What is needed:
Return the number of lines below with "Elementary" in them, and nothing else.

Material for this exercise:
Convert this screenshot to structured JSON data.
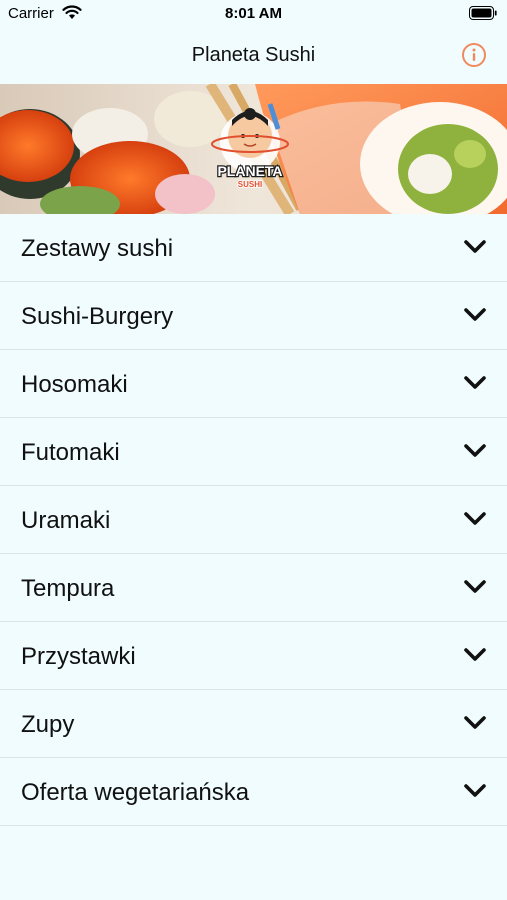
{
  "status": {
    "carrier": "Carrier",
    "time": "8:01 AM",
    "wifi_icon": "wifi-icon",
    "battery_icon": "battery-icon"
  },
  "nav": {
    "title": "Planeta Sushi",
    "info_icon": "info-icon",
    "accent": "#f08a5d"
  },
  "banner": {
    "logo_top": "PLANETA",
    "logo_bottom": "SUSHI"
  },
  "categories": [
    {
      "label": "Zestawy sushi"
    },
    {
      "label": "Sushi-Burgery"
    },
    {
      "label": "Hosomaki"
    },
    {
      "label": "Futomaki"
    },
    {
      "label": "Uramaki"
    },
    {
      "label": "Tempura"
    },
    {
      "label": "Przystawki"
    },
    {
      "label": "Zupy"
    },
    {
      "label": "Oferta wegetariańska"
    }
  ],
  "chevron_icon": "chevron-down-icon"
}
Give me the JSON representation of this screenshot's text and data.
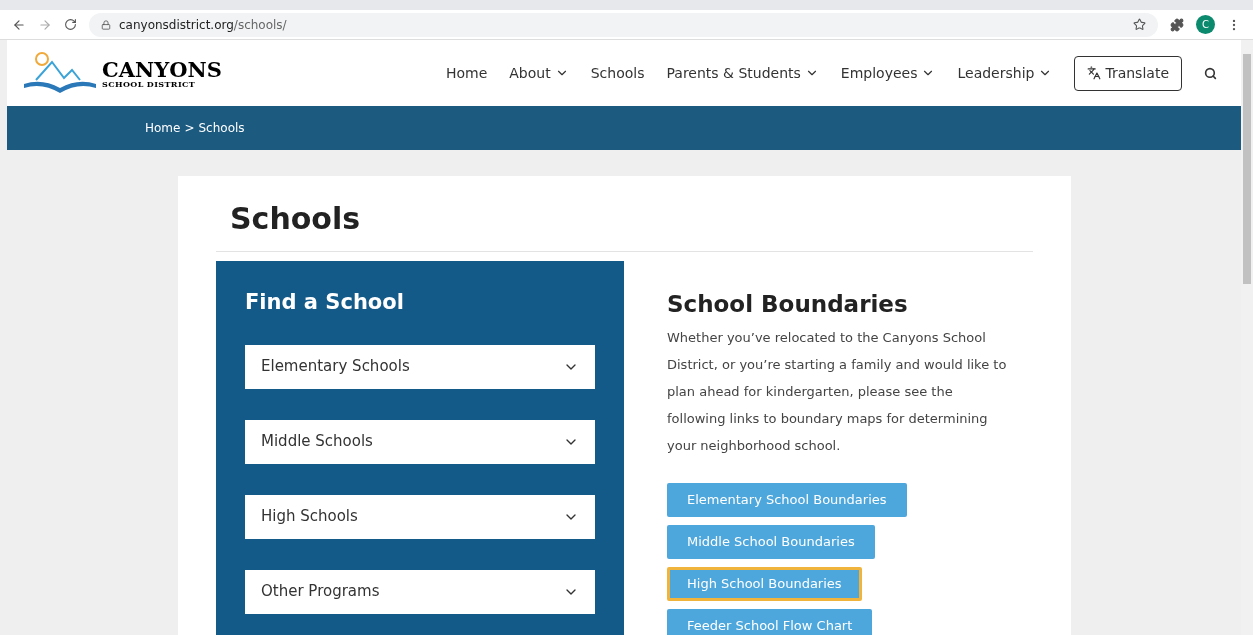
{
  "browser": {
    "url_host": "canyonsdistrict.org",
    "url_path": "/schools/",
    "profile_initial": "C"
  },
  "site": {
    "logo_title": "CANYONS",
    "logo_subtitle": "SCHOOL DISTRICT",
    "nav": [
      {
        "label": "Home",
        "has_menu": false
      },
      {
        "label": "About",
        "has_menu": true
      },
      {
        "label": "Schools",
        "has_menu": false
      },
      {
        "label": "Parents & Students",
        "has_menu": true
      },
      {
        "label": "Employees",
        "has_menu": true
      },
      {
        "label": "Leadership",
        "has_menu": true
      }
    ],
    "translate": "Translate"
  },
  "breadcrumb": [
    "Home",
    ">",
    "Schools"
  ],
  "page_title": "Schools",
  "find_panel": {
    "title": "Find a School",
    "dropdowns": [
      "Elementary Schools",
      "Middle Schools",
      "High Schools",
      "Other Programs"
    ]
  },
  "boundaries": {
    "title": "School Boundaries",
    "text": "Whether you’ve relocated to the Canyons School District, or you’re starting a family and would like to plan ahead for kindergarten, please see the following links to boundary maps for determining your neighborhood school.",
    "buttons": [
      {
        "label": "Elementary School Boundaries",
        "focused": false
      },
      {
        "label": "Middle School Boundaries",
        "focused": false
      },
      {
        "label": "High School Boundaries",
        "focused": true
      },
      {
        "label": "Feeder School Flow Chart",
        "focused": false
      }
    ]
  }
}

Response area:
2